Would you set down the data below exactly as shown?

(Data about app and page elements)
○ ○ ○

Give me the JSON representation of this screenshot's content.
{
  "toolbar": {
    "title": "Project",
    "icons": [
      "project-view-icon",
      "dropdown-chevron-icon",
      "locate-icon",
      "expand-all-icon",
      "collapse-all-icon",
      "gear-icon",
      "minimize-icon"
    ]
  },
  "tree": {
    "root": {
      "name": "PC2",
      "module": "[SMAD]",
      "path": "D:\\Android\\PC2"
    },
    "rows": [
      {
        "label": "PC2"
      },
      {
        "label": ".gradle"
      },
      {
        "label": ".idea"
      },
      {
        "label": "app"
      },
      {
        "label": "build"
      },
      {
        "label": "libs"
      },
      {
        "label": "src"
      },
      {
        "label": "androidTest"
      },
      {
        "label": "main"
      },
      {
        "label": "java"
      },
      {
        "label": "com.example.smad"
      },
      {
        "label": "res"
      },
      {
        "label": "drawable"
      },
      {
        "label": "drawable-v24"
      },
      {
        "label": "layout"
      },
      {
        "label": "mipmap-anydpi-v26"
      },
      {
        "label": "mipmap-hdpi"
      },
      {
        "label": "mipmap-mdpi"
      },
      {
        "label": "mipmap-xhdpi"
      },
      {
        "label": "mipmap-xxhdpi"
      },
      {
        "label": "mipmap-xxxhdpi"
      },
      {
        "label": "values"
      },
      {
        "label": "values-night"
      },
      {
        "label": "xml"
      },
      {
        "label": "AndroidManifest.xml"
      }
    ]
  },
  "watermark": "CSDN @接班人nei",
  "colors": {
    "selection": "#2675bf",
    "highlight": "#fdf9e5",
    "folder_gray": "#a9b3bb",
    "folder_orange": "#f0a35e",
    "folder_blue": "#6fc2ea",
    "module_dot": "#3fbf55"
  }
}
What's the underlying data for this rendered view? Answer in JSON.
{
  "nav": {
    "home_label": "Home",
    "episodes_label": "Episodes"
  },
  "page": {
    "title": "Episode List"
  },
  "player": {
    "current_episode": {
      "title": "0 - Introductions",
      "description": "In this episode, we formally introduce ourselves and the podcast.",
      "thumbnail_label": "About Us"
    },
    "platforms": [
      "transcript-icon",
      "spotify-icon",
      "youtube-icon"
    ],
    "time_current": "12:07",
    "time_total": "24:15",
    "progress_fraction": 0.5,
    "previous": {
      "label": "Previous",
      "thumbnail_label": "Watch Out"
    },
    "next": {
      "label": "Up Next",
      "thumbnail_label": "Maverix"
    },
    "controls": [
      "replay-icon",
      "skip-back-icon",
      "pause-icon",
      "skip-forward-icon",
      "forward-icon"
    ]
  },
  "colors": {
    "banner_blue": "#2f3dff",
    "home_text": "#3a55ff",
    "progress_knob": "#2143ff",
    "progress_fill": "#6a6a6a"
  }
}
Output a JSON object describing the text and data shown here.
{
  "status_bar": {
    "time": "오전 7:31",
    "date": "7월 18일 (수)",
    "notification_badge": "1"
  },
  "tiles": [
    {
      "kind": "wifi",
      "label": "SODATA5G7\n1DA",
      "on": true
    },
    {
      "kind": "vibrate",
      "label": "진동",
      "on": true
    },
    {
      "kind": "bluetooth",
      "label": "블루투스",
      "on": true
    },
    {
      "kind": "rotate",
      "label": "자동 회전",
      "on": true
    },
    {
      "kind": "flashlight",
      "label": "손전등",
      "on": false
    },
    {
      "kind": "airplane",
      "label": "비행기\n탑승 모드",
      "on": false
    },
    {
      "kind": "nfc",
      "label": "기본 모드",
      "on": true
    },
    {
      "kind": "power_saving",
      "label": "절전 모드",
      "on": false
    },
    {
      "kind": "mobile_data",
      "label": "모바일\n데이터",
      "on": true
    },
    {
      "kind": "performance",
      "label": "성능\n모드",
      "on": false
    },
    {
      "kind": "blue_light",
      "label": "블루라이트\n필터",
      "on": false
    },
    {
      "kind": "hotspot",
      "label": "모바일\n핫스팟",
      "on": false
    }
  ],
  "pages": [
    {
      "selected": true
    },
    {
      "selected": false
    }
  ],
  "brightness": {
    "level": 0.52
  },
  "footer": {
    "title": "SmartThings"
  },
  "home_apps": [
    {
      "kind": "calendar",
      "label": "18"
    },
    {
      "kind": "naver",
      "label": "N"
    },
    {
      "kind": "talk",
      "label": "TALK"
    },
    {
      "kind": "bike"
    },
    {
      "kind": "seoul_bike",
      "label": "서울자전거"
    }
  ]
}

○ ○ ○

Solution below —
Give me the JSON representation of this screenshot's content.
{
  "toolbar": {
    "title": "Project",
    "icons": [
      "project-view-icon",
      "dropdown-chevron-icon",
      "locate-icon",
      "expand-all-icon",
      "collapse-all-icon",
      "gear-icon",
      "minimize-icon"
    ]
  },
  "tree": {
    "root": {
      "name": "PC2",
      "module": "[SMAD]",
      "path": "D:\\Android\\PC2"
    },
    "rows": [
      {
        "label": "PC2"
      },
      {
        "label": ".gradle"
      },
      {
        "label": ".idea"
      },
      {
        "label": "app"
      },
      {
        "label": "build"
      },
      {
        "label": "libs"
      },
      {
        "label": "src"
      },
      {
        "label": "androidTest"
      },
      {
        "label": "main"
      },
      {
        "label": "java"
      },
      {
        "label": "com.example.smad"
      },
      {
        "label": "res"
      },
      {
        "label": "drawable"
      },
      {
        "label": "drawable-v24"
      },
      {
        "label": "layout"
      },
      {
        "label": "mipmap-anydpi-v26"
      },
      {
        "label": "mipmap-hdpi"
      },
      {
        "label": "mipmap-mdpi"
      },
      {
        "label": "mipmap-xhdpi"
      },
      {
        "label": "mipmap-xxhdpi"
      },
      {
        "label": "mipmap-xxxhdpi"
      },
      {
        "label": "values"
      },
      {
        "label": "values-night"
      },
      {
        "label": "xml"
      },
      {
        "label": "AndroidManifest.xml"
      }
    ]
  },
  "watermark": "CSDN @接班人nei",
  "colors": {
    "selection": "#2675bf",
    "highlight": "#fdf9e5",
    "folder_gray": "#a9b3bb",
    "folder_orange": "#f0a35e",
    "folder_blue": "#6fc2ea",
    "module_dot": "#3fbf55"
  }
}
What's the underlying data for this rendered view? Answer in JSON.
{
  "nav": {
    "home_label": "Home",
    "episodes_label": "Episodes"
  },
  "page": {
    "title": "Episode List"
  },
  "player": {
    "current_episode": {
      "title": "0 - Introductions",
      "description": "In this episode, we formally introduce ourselves and the podcast.",
      "thumbnail_label": "About Us"
    },
    "platforms": [
      "transcript-icon",
      "spotify-icon",
      "youtube-icon"
    ],
    "time_current": "12:07",
    "time_total": "24:15",
    "progress_fraction": 0.5,
    "previous": {
      "label": "Previous",
      "thumbnail_label": "Watch Out"
    },
    "next": {
      "label": "Up Next",
      "thumbnail_label": "Maverix"
    },
    "controls": [
      "replay-icon",
      "skip-back-icon",
      "pause-icon",
      "skip-forward-icon",
      "forward-icon"
    ]
  },
  "colors": {
    "banner_blue": "#2f3dff",
    "home_text": "#3a55ff",
    "progress_knob": "#2143ff",
    "progress_fill": "#6a6a6a"
  }
}
Output a JSON object describing the text and data shown here.
{
  "status_bar": {
    "time": "오전 7:31",
    "date": "7월 18일 (수)",
    "notification_badge": "1"
  },
  "tiles": [
    {
      "kind": "wifi",
      "label": "SODATA5G7\n1DA",
      "on": true
    },
    {
      "kind": "vibrate",
      "label": "진동",
      "on": true
    },
    {
      "kind": "bluetooth",
      "label": "블루투스",
      "on": true
    },
    {
      "kind": "rotate",
      "label": "자동 회전",
      "on": true
    },
    {
      "kind": "flashlight",
      "label": "손전등",
      "on": false
    },
    {
      "kind": "airplane",
      "label": "비행기\n탑승 모드",
      "on": false
    },
    {
      "kind": "nfc",
      "label": "기본 모드",
      "on": true
    },
    {
      "kind": "power_saving",
      "label": "절전 모드",
      "on": false
    },
    {
      "kind": "mobile_data",
      "label": "모바일\n데이터",
      "on": true
    },
    {
      "kind": "performance",
      "label": "성능\n모드",
      "on": false
    },
    {
      "kind": "blue_light",
      "label": "블루라이트\n필터",
      "on": false
    },
    {
      "kind": "hotspot",
      "label": "모바일\n핫스팟",
      "on": false
    }
  ],
  "pages": [
    {
      "selected": true
    },
    {
      "selected": false
    }
  ],
  "brightness": {
    "level": 0.52
  },
  "footer": {
    "title": "SmartThings"
  },
  "home_apps": [
    {
      "kind": "calendar",
      "label": "18"
    },
    {
      "kind": "naver",
      "label": "N"
    },
    {
      "kind": "talk",
      "label": "TALK"
    },
    {
      "kind": "bike"
    },
    {
      "kind": "seoul_bike",
      "label": "서울자전거"
    }
  ]
}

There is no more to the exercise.